* [Data records]:
▽

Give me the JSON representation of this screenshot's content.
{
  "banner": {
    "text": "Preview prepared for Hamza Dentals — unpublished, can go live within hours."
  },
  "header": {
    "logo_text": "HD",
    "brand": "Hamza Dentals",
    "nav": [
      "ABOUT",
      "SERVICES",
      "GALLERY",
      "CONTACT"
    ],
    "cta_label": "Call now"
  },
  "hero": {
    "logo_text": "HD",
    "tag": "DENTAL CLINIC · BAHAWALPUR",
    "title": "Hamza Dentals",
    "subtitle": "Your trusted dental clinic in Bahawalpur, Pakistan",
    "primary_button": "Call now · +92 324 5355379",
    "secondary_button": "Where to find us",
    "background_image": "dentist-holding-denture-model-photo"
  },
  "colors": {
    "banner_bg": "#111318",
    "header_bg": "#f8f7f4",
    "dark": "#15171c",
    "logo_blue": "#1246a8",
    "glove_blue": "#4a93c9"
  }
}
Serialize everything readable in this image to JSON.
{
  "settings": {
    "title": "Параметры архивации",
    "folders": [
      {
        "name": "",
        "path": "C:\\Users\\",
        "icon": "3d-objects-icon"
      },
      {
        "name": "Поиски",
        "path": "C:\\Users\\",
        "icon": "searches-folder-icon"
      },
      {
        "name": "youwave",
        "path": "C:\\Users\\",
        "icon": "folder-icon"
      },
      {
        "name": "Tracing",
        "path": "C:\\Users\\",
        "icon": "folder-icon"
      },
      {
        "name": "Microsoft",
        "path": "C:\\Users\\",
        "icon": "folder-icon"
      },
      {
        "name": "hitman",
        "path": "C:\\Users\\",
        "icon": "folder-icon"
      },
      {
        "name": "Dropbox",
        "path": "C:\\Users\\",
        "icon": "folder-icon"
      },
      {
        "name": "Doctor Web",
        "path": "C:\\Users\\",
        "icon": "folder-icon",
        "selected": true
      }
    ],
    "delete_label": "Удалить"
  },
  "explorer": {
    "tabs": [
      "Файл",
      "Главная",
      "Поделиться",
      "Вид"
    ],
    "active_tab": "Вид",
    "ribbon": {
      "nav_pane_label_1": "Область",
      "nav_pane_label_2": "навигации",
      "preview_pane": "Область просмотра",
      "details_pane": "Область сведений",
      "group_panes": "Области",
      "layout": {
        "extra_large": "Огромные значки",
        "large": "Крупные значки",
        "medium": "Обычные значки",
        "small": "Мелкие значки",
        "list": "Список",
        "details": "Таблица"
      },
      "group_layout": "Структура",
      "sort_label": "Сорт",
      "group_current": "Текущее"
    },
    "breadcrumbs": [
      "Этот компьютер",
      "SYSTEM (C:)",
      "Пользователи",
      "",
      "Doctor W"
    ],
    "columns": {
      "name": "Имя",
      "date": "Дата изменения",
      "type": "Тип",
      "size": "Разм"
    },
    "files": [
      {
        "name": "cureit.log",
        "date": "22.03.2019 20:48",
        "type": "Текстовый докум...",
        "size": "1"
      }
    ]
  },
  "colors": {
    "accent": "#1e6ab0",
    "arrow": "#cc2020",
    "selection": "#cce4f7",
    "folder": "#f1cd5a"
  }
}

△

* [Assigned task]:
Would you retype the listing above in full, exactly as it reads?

* [Reply]:
Give me the JSON representation of this screenshot's content.
{
  "banner": {
    "text": "Preview prepared for Hamza Dentals — unpublished, can go live within hours."
  },
  "header": {
    "logo_text": "HD",
    "brand": "Hamza Dentals",
    "nav": [
      "ABOUT",
      "SERVICES",
      "GALLERY",
      "CONTACT"
    ],
    "cta_label": "Call now"
  },
  "hero": {
    "logo_text": "HD",
    "tag": "DENTAL CLINIC · BAHAWALPUR",
    "title": "Hamza Dentals",
    "subtitle": "Your trusted dental clinic in Bahawalpur, Pakistan",
    "primary_button": "Call now · +92 324 5355379",
    "secondary_button": "Where to find us",
    "background_image": "dentist-holding-denture-model-photo"
  },
  "colors": {
    "banner_bg": "#111318",
    "header_bg": "#f8f7f4",
    "dark": "#15171c",
    "logo_blue": "#1246a8",
    "glove_blue": "#4a93c9"
  }
}
Serialize everything readable in this image to JSON.
{
  "settings": {
    "title": "Параметры архивации",
    "folders": [
      {
        "name": "",
        "path": "C:\\Users\\",
        "icon": "3d-objects-icon"
      },
      {
        "name": "Поиски",
        "path": "C:\\Users\\",
        "icon": "searches-folder-icon"
      },
      {
        "name": "youwave",
        "path": "C:\\Users\\",
        "icon": "folder-icon"
      },
      {
        "name": "Tracing",
        "path": "C:\\Users\\",
        "icon": "folder-icon"
      },
      {
        "name": "Microsoft",
        "path": "C:\\Users\\",
        "icon": "folder-icon"
      },
      {
        "name": "hitman",
        "path": "C:\\Users\\",
        "icon": "folder-icon"
      },
      {
        "name": "Dropbox",
        "path": "C:\\Users\\",
        "icon": "folder-icon"
      },
      {
        "name": "Doctor Web",
        "path": "C:\\Users\\",
        "icon": "folder-icon",
        "selected": true
      }
    ],
    "delete_label": "Удалить"
  },
  "explorer": {
    "tabs": [
      "Файл",
      "Главная",
      "Поделиться",
      "Вид"
    ],
    "active_tab": "Вид",
    "ribbon": {
      "nav_pane_label_1": "Область",
      "nav_pane_label_2": "навигации",
      "preview_pane": "Область просмотра",
      "details_pane": "Область сведений",
      "group_panes": "Области",
      "layout": {
        "extra_large": "Огромные значки",
        "large": "Крупные значки",
        "medium": "Обычные значки",
        "small": "Мелкие значки",
        "list": "Список",
        "details": "Таблица"
      },
      "group_layout": "Структура",
      "sort_label": "Сорт",
      "group_current": "Текущее"
    },
    "breadcrumbs": [
      "Этот компьютер",
      "SYSTEM (C:)",
      "Пользователи",
      "",
      "Doctor W"
    ],
    "columns": {
      "name": "Имя",
      "date": "Дата изменения",
      "type": "Тип",
      "size": "Разм"
    },
    "files": [
      {
        "name": "cureit.log",
        "date": "22.03.2019 20:48",
        "type": "Текстовый докум...",
        "size": "1"
      }
    ]
  },
  "colors": {
    "accent": "#1e6ab0",
    "arrow": "#cc2020",
    "selection": "#cce4f7",
    "folder": "#f1cd5a"
  }
}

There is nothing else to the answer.